ACTION ITEM: Through the last line of the entries, please copy every line exactly, starting with the one that contains "Convert this screenshot".

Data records
>>>
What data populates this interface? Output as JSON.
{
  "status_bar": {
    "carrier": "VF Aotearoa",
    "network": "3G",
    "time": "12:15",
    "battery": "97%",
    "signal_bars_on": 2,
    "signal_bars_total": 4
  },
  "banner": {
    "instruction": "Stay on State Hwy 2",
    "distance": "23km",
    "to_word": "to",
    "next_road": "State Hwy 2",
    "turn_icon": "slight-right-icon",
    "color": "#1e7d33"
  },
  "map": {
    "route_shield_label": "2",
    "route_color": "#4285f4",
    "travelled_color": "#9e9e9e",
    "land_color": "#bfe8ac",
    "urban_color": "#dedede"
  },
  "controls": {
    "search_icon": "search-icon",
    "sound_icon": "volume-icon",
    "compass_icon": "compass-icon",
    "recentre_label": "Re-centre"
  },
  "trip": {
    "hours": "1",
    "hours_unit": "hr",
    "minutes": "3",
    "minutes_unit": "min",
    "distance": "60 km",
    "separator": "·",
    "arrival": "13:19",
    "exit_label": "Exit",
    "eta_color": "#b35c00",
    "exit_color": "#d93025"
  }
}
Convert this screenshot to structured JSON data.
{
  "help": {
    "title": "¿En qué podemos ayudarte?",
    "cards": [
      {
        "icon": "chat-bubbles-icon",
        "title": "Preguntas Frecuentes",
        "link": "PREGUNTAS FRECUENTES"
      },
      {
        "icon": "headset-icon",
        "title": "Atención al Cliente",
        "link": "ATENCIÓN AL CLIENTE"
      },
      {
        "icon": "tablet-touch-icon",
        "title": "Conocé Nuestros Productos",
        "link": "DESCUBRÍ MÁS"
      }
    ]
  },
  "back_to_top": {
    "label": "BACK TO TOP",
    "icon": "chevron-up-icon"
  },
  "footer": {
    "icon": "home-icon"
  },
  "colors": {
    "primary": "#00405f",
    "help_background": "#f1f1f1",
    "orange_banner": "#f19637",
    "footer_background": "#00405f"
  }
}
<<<
EXERCISE RESULT:
Convert this screenshot to structured JSON data.
{
  "help": {
    "title": "¿En qué podemos ayudarte?",
    "cards": [
      {
        "icon": "chat-bubbles-icon",
        "title": "Preguntas Frecuentes",
        "link": "PREGUNTAS FRECUENTES"
      },
      {
        "icon": "headset-icon",
        "title": "Atención al Cliente",
        "link": "ATENCIÓN AL CLIENTE"
      },
      {
        "icon": "tablet-touch-icon",
        "title": "Conocé Nuestros Productos",
        "link": "DESCUBRÍ MÁS"
      }
    ]
  },
  "back_to_top": {
    "label": "BACK TO TOP",
    "icon": "chevron-up-icon"
  },
  "footer": {
    "icon": "home-icon"
  },
  "colors": {
    "primary": "#00405f",
    "help_background": "#f1f1f1",
    "orange_banner": "#f19637",
    "footer_background": "#00405f"
  }
}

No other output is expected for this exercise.